I threw parties, invited people over, participated in fundraisers, watched other people’s kids and with mixed results. With the exception of Sideboob and a few friends (and my pottery friends), I never achieved that feeling of acceptance, try as I might.
As my old acquaintance said this morning at the gym, “Don’t try. Never try.”
Here’s the part where I own it. I was being a phony. I didn’t want the friendships, I wanted the trappings of the friendships. I wanted the acceptance, I wanted the entree into their worlds, invitations to their parties and adventures, I wanted the network, I wanted the social capital.
This is not the same as making a real connection. It’s fake, it’s grasping, it’s contrived. If I am brutally honest, it’s mercenary. It’s no mystery why those friendships always felt quid-pro-quo especially when I was knocking myself out to be accepted but watched as the group departed on yet another social event (widely broadcast on social media after the fact) with not a word of it breathed in my direction.
I said this isn’t going to be a pity party and I mean it. I’m saying it all out loud so I can let it go. For better or for worse I have always felt like I have to prove myself worthy of people, that I must have something to offer. So I pull out the stops and eventually get exhausted and bitter from the effort, then I withdraw and wait to see who see who still comes around without the allure of happy hour or fun.
Just as I never show up on their doorstep just because I care, they don’t show up on mine.
I am disappointed and self-pitying when people – whom I have built a solidly transactional relationship with – don’t come around. Not because anything has changed, but because our relationship was never built on mutual understanding, connection, and genuine care for each other. My party friends don’t come around when there isn’t a party. Go figure.
I’ll admit that I like luxurious houses, lavish parties, and beautiful people, and I have allowed those trappings to spark my interest rather than something deeper and more genuine.
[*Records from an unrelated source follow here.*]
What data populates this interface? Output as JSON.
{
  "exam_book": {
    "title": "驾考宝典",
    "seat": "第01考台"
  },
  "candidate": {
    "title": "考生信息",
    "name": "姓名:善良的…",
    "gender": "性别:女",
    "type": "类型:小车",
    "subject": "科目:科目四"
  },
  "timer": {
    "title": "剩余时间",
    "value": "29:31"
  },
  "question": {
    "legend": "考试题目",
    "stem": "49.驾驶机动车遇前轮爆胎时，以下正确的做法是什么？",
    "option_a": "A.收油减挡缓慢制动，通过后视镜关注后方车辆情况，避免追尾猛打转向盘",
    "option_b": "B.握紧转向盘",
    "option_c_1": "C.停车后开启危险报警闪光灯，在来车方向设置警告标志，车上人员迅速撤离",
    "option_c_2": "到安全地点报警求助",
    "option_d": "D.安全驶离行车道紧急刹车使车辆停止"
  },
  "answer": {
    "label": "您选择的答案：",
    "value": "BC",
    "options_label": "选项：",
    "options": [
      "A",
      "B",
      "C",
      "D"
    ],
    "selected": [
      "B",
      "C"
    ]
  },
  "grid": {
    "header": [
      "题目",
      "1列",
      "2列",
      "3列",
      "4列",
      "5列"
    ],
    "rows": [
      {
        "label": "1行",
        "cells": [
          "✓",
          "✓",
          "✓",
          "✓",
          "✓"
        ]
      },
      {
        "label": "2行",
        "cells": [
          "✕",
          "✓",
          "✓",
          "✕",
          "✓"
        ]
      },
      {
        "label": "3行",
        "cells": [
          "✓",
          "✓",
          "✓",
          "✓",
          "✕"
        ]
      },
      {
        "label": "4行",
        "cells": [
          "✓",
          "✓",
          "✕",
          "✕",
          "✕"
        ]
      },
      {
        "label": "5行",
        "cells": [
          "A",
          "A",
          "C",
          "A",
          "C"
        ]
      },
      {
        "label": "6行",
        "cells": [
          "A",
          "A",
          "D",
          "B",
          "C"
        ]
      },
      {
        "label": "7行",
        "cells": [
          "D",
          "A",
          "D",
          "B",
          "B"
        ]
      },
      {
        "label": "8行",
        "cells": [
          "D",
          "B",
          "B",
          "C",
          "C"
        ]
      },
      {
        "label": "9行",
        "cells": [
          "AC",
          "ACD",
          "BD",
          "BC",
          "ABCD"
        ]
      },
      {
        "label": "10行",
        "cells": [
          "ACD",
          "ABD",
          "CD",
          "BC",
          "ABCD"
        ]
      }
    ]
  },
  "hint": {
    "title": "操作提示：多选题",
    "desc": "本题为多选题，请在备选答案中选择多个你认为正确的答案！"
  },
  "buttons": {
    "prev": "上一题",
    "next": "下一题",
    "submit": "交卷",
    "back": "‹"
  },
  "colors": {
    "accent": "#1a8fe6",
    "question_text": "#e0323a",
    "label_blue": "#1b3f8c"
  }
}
People aren’t rejecting me because they are shallow, it’s because I am, or at least my motives can be.
I’m not this way 100% of the time but I’m calling myself out and asking what I want in a friendship. More importantly, who do I want to be in a friendship. I find it easier to be that person when what brings us together was something truly mutual, be it pottery, walking dogs, cooking, crazy middle-of-the-night text humor, kids, art, dance, music, anything is not just wanting in. You know, what friendships are usually based on and not rank insecurity and FOMO.
It doesn’t help to be in a world where social media rewards us for broadcasting what we did and who we did it with. I do it myself. But does everyone feel the sting of rejection of not being included? Probably. So why do we do it? Why do we follow people on Instagram and FB? Why do we torture ourselves?
Why do I torture myself?
I would like to be a more evolved person and perhaps the first step is to ditch my last social media outlet, Instagram, at least when it comes to following people in my town. You can’t be jealous of fat cats (well, maybe a little), cute animal pages, and people who live in other parts of the world.
I need to be honest with myself about who I truly connect with and who I keep around because I’m afraid of missing out. It’s not fair to them and it’s shitty of me.
So there it is, me being as critical of myself as I can be of others. The truth hurts but maybe it will make me feel better. This isn’t a call for my readers (all five of you) to tell me how great you think I am or I’m being too hard on myself. I don’t need or want that, I want to own my feelings and gain some control over my life.
I would also like to spend more time and energy with people I have a genuine mutual connection with, you know who you are.
PS: Long time readers may have heard some version of this before. What can I say? Practice makes perfect, I hope.